Have you tried using a key of say.. 5003 bits?
ssh-keygen generates this just fine, but iirc it did not work to login using this key..

(and it is a lot faster to generate&test this, than to generate a larger odd-bitlength key)

Finally: if odd-bitlength keys work just fine, why should we stick to powers of 2 at all?

RSA key sizes

Yes, I've tried various key sizes which are not a power of two (and they work), as well as key sizes which are odd numbers (which also work). I don't know any reason not to use "non-standard" key sizes, but it's an interesting question indeed.

I'll do some more investigations and testing, more info later...

Non-standard key sizes

It may be useful to avoid non standard key sizes in case of another vulnerability in the key-generating code. Many people (relatively) quickly generated all the (weak) keys of the standard sizes after the recent fiasco, in order to brute-force unpatched machines.
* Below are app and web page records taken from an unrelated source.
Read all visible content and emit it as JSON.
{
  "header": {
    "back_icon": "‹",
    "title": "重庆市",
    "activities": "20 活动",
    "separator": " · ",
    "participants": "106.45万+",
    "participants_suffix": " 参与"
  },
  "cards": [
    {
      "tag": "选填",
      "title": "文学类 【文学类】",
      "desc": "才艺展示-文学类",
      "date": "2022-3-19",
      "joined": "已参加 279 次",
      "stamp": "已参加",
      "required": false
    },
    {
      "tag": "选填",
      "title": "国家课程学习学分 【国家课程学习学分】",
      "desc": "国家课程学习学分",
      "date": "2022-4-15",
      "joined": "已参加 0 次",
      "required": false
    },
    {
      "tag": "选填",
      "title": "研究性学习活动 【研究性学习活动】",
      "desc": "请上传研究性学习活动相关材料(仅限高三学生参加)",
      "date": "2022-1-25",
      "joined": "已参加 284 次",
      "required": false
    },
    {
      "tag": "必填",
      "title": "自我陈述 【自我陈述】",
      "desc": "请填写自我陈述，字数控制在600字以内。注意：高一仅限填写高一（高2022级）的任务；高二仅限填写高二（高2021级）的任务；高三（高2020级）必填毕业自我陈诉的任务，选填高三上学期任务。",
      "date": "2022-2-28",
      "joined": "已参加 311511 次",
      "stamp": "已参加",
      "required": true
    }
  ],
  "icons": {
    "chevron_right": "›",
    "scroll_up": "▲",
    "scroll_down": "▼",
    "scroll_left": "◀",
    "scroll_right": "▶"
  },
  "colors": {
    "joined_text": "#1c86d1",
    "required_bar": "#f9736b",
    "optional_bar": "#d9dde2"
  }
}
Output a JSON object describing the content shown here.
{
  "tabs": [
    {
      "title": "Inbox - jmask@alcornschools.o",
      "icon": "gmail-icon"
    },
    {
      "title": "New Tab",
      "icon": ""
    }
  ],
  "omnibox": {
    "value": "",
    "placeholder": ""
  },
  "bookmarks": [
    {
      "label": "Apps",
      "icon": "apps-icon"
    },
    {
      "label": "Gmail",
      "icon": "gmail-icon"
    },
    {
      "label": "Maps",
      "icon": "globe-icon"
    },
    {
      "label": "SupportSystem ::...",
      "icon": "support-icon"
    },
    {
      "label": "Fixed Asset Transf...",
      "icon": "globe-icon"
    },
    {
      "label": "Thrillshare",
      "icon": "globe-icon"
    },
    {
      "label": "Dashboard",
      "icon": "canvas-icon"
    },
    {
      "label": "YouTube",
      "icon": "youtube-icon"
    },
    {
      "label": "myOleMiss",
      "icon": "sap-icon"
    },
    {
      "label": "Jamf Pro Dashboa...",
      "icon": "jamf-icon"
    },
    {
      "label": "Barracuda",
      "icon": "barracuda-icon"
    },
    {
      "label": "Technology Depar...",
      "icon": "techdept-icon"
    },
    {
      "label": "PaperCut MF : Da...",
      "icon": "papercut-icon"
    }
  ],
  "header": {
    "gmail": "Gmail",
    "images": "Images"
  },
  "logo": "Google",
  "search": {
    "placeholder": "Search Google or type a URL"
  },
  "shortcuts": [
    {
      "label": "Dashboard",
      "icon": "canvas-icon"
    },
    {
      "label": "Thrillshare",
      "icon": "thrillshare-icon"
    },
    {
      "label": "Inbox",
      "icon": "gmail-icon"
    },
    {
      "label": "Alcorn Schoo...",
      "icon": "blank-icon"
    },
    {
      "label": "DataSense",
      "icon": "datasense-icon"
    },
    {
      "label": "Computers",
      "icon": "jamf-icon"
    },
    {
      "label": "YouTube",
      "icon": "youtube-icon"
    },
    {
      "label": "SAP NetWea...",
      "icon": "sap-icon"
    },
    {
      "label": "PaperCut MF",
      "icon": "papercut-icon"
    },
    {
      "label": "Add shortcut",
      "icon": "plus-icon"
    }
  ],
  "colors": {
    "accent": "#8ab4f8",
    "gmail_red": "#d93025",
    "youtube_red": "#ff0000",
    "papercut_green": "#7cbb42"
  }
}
Using a non-standard key size, and a larger key, would help (not prevent) being exploited if something similar happened again.